How Insurance Companies Decide The Cost Of Your Auto Injury
How the insurance company evaluates the value of your personal injury claim should be relatively straightforward and consistent, from case to case. But experience has shown me otherwise, and I’ve seen many situations where similar cases received completely different settlements.
Court weighs in on approach for deducting accident benefits from tort damages
An Ontario court has ruled that accident benefits should be deducted from tort damages using a “silo” approach rather than a strict matching (“apples-to-apples”) approach.
Insurer calls for online database of auto fraud perps
Health clinics and auto repair centres involved in auto insurance fraud should be named in an online database that is easily accessible to consumers, Aviva Canada suggests.
Auto insurance fraud is really pissing off Ontario drivers
Aviva’s second annual Auto Fraud report, released Tuesday, found that more than half of Ontario residents believe that 25% of auto insurance claims are fake. The report aims to find out why the province’s drivers pay some of the highest auto insurance rates in the country
Yonge St. Van Attack Lawsuits Face Hurdles with Insurance Claims
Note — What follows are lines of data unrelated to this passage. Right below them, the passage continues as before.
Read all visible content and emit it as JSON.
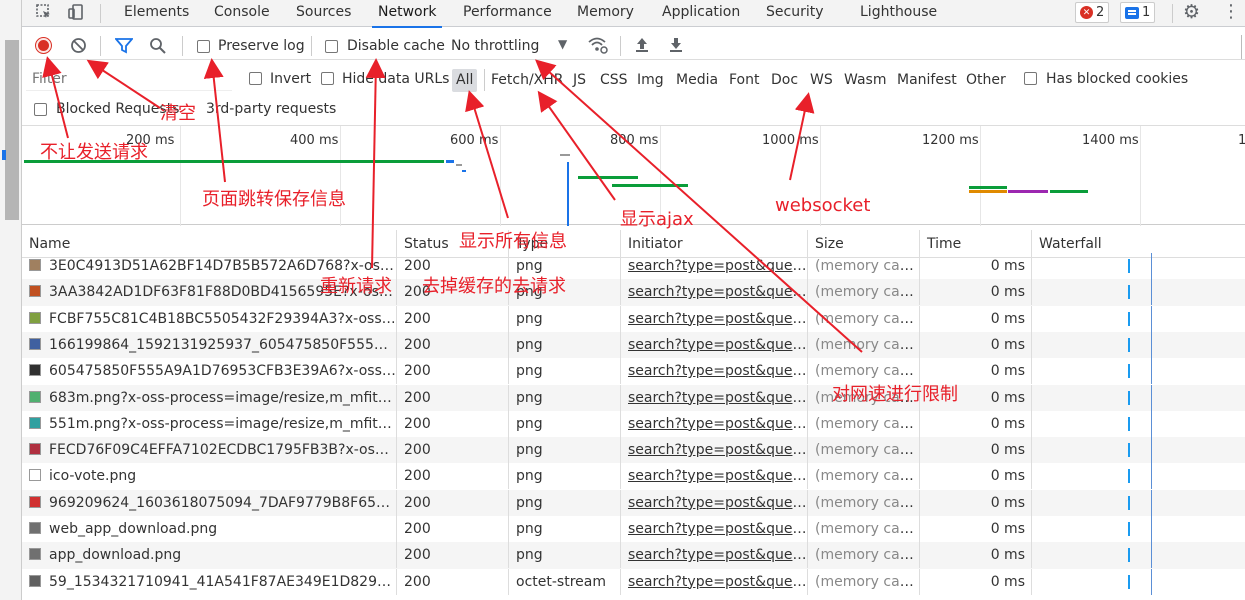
{
  "tabs": {
    "items": [
      "Elements",
      "Console",
      "Sources",
      "Network",
      "Performance",
      "Memory",
      "Application",
      "Security",
      "Lighthouse"
    ],
    "active": "Network"
  },
  "badges": {
    "errors": "2",
    "messages": "1"
  },
  "toolbar": {
    "preserve_log": "Preserve log",
    "disable_cache": "Disable cache",
    "throttling": "No throttling"
  },
  "filter": {
    "placeholder": "Filter",
    "invert": "Invert",
    "hide_data_urls": "Hide data URLs",
    "types": [
      "All",
      "Fetch/XHR",
      "JS",
      "CSS",
      "Img",
      "Media",
      "Font",
      "Doc",
      "WS",
      "Wasm",
      "Manifest",
      "Other"
    ],
    "active_type": "All",
    "has_blocked_cookies": "Has blocked cookies",
    "blocked_requests": "Blocked Requests",
    "third_party": "3rd-party requests"
  },
  "overview": {
    "ticks": [
      "200 ms",
      "400 ms",
      "600 ms",
      "800 ms",
      "1000 ms",
      "1200 ms",
      "1400 ms"
    ]
  },
  "table": {
    "headers": [
      "Name",
      "Status",
      "Type",
      "Initiator",
      "Size",
      "Time",
      "Waterfall"
    ],
    "rows": [
      {
        "name": "3E0C4913D51A62BF14D7B5B572A6D768?x-oss-...",
        "status": "200",
        "type": "png",
        "initiator": "search?type=post&quer...",
        "size": "(memory cac...",
        "time": "0 ms",
        "icon": "#a08060"
      },
      {
        "name": "3AA3842AD1DF63F81F88D0BD4156595E?x-oss-...",
        "status": "200",
        "type": "png",
        "initiator": "search?type=post&quer...",
        "size": "(memory cac...",
        "time": "0 ms",
        "icon": "#c05020"
      },
      {
        "name": "FCBF755C81C4B18BC5505432F29394A3?x-oss-p...",
        "status": "200",
        "type": "png",
        "initiator": "search?type=post&quer...",
        "size": "(memory cac...",
        "time": "0 ms",
        "icon": "#80a040"
      },
      {
        "name": "166199864_1592131925937_605475850F555A9A...",
        "status": "200",
        "type": "png",
        "initiator": "search?type=post&quer...",
        "size": "(memory cac...",
        "time": "0 ms",
        "icon": "#4060a0"
      },
      {
        "name": "605475850F555A9A1D76953CFB3E39A6?x-oss-p...",
        "status": "200",
        "type": "png",
        "initiator": "search?type=post&quer...",
        "size": "(memory cac...",
        "time": "0 ms",
        "icon": "#303030"
      },
      {
        "name": "683m.png?x-oss-process=image/resize,m_mfit,h_...",
        "status": "200",
        "type": "png",
        "initiator": "search?type=post&quer...",
        "size": "(memory cac...",
        "time": "0 ms",
        "icon": "#50b070"
      },
      {
        "name": "551m.png?x-oss-process=image/resize,m_mfit,h_...",
        "status": "200",
        "type": "png",
        "initiator": "search?type=post&quer...",
        "size": "(memory cac...",
        "time": "0 ms",
        "icon": "#30a0a0"
      },
      {
        "name": "FECD76F09C4EFFA7102ECDBC1795FB3B?x-oss-p...",
        "status": "200",
        "type": "png",
        "initiator": "search?type=post&quer...",
        "size": "(memory cac...",
        "time": "0 ms",
        "icon": "#b03040"
      },
      {
        "name": "ico-vote.png",
        "status": "200",
        "type": "png",
        "initiator": "search?type=post&quer...",
        "size": "(memory cac...",
        "time": "0 ms",
        "icon": "#ffffff"
      },
      {
        "name": "969209624_1603618075094_7DAF9779B8F653EF...",
        "status": "200",
        "type": "png",
        "initiator": "search?type=post&quer...",
        "size": "(memory cac...",
        "time": "0 ms",
        "icon": "#d03030"
      },
      {
        "name": "web_app_download.png",
        "status": "200",
        "type": "png",
        "initiator": "search?type=post&quer...",
        "size": "(memory cac...",
        "time": "0 ms",
        "icon": "#707070"
      },
      {
        "name": "app_download.png",
        "status": "200",
        "type": "png",
        "initiator": "search?type=post&quer...",
        "size": "(memory cac...",
        "time": "0 ms",
        "icon": "#707070"
      },
      {
        "name": "59_1534321710941_41A541F87AE349E1D829B1B...",
        "status": "200",
        "type": "octet-stream",
        "initiator": "search?type=post&quer...",
        "size": "(memory cac...",
        "time": "0 ms",
        "icon": "#606060"
      }
    ]
  },
  "annotations": {
    "clear": "清空",
    "no_send": "不让发送请求",
    "preserve": "页面跳转保存信息",
    "rerequest": "重新请求",
    "no_cache": "去掉缓存的去请求",
    "show_all": "显示所有信息",
    "show_ajax": "显示ajax",
    "websocket": "websocket",
    "throttle": "对网速进行限制"
  },
  "colors": {
    "accent": "#1a73e8",
    "record": "#d93025",
    "annotation": "#e8202a"
  }
}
If a drunk driver veered onto a sidewalk, killing 10 people and injuring 16, his auto insurance policy would typically pay damages awarded to the injured parties in a lawsuit.
Legal Aid Ontario Pays Millions For Appeals Of Ministry’s Disability Decisions
The Ontario government spends $20 million a year on legal aid for people fighting its own ministry’s decisions on disability benefits, Auditor General Bonnie Lysyk wrote in her annual report released Wednesday. Three-quarters of those people win their appeals, and should have been given ODSP payments in the first place.
Their pain is real – and for patients with mystery illnesses, help is coming from an unexpected source
‘It’s all in your head’ isn’t something many patients love to hear, but for some of those with the least understood and most expensive ailments, it may be true – and a made-in-Canada approach is uncovering new evidence to back that up
Newfoundland Auto Insurance — setting the facts straight
The following letter to the Editor was submitted to the St. John’s (Newfoundland) Telegram in response to a column on auto insurance
on November 21 by Brian Jones. Amanda Dean, Vice-President, Atlantic, for Insurance Bureau of Canada offered this response but it was not published by the newspaper.
Security for trial costs
 McMaster University sought security for costs prior to the trial. The motion was settled on the basis that the appellant would purchase After the Event insurance covering $100,000 in costs.
 Prior to trial, the insurance provider suspended the appellant’s insurance coverage when he refused to accept a settlement offer pursuant to r. 49 of the Rules of Civil Procedure, R.R.O. 1990, Reg. 194. McMaster then brought a second motion for security for costs, and this was settled on the basis that the appellant agreed to post $86,161.37 as security.